Collective Action for Distributing Surplus: Democratizing ownership, management, wage setting, and surplus distribution
In worker-owned cooperatives the workers are the owners and they collectively make decisions about survival payments (i.e. their wages) and how to distribute their surplus. Many cooperatives commit to distributing a set proportion of their surplus to communitiy or environmental initiatives or to the development and support of other cooperatives.
Many businesses start life as cooperatives, including:
The Mondragon Corporation, a network of cooperatives in the Basque region of Spain. It was initiatied in the 1956 and today has over 250 companies and almost 100,000 workers
Park Slope Food Coop in Brooklyn, which was founded in 1973 and today has almost 16,000 owner-members.
Sometimes capitalist-owned enterprises transition to worker-owned cooperatives or cooperatives start in response to the closure of capitalist-owned enterprises. Examples include:
Collective Copies in western Massachusetts (in the US)
Dignity Returns in Thailand, a clothing manufacturing cooperative formed in 2003 by around 40 former employees of the Bed and Bath company
FaSinPat ceramics factory in Argentina, which the workers occupied in 2001 when they were threatened with massive redunancies. In 2012 the factory was officially handed over to the worker-owners (even though they had been operating the factory for 11 years)
Goulburn Valley Food Cooperative formed in 2011 as a result of the closure of the Heinz tomato-processing factory in Girgarre, Victoria (Australia)
Soria Moria Hotel in Cambodia.
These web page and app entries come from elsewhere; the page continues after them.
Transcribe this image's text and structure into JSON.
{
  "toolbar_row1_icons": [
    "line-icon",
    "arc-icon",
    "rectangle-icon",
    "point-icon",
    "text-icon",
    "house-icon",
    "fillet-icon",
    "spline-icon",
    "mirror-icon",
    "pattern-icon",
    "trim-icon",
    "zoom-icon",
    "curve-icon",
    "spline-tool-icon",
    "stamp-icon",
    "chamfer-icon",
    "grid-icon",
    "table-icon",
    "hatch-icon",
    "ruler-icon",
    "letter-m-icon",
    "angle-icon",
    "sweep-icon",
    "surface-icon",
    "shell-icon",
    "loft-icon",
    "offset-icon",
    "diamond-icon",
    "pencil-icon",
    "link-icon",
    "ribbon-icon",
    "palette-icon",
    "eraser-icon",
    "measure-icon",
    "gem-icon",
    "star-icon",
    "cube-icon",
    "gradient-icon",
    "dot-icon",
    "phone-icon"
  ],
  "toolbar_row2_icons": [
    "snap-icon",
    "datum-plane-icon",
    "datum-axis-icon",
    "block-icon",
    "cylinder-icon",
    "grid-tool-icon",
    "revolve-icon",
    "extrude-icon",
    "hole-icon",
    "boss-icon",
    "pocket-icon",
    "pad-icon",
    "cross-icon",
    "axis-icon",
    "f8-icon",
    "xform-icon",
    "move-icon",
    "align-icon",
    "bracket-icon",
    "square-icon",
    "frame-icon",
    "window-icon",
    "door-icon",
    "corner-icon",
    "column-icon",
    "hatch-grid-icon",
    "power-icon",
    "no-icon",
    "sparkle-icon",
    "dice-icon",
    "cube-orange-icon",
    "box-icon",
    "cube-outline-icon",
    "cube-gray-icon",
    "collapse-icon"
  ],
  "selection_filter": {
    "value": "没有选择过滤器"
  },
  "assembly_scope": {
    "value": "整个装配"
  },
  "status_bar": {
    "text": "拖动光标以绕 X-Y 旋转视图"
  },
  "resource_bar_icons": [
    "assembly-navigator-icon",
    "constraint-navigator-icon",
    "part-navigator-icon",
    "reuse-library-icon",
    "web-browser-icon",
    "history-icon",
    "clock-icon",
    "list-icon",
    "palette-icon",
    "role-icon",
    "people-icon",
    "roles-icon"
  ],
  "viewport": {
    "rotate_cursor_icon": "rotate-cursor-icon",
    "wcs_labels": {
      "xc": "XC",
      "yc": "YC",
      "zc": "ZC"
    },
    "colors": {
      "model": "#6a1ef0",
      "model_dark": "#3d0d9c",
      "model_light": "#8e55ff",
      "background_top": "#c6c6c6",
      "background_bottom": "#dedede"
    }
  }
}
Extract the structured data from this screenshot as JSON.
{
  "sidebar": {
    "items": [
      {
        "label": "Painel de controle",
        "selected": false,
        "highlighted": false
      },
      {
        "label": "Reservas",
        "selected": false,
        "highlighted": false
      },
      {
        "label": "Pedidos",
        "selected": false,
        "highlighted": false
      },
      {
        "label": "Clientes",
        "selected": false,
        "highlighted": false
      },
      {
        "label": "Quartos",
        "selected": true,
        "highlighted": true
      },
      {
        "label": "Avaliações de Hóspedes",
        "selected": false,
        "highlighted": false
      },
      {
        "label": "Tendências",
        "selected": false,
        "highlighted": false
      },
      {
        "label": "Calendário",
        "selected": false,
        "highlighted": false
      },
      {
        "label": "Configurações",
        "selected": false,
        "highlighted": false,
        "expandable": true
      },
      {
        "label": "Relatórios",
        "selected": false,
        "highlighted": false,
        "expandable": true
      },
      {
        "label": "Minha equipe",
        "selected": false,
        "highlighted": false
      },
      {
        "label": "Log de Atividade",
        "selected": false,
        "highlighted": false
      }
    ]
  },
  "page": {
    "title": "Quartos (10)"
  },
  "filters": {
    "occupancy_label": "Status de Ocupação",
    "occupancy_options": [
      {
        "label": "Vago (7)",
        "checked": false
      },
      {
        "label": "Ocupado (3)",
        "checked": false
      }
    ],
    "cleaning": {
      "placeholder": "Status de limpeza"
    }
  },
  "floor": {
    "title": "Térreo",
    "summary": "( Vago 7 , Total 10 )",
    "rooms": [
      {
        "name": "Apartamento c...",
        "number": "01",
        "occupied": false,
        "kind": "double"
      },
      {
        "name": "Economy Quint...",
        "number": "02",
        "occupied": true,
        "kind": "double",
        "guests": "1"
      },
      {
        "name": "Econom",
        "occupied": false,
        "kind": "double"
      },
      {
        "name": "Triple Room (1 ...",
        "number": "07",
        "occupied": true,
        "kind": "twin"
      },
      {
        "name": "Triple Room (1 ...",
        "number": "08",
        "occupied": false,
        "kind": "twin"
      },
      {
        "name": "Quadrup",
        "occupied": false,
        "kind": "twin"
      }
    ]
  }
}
Overall, the role of cooperatives tends to be underplayed. Yet according to the Global300 Report of 2011, published by the International Co-operative Alliance, the world’s largest 300 cooperatives generated, in 2008, revenue which is comparable to the GDP of the world’s ninth largest economy. The contribution of cooperatives to people’s well-being was recognised in 2012 by the UN through the International Year of Cooperatives.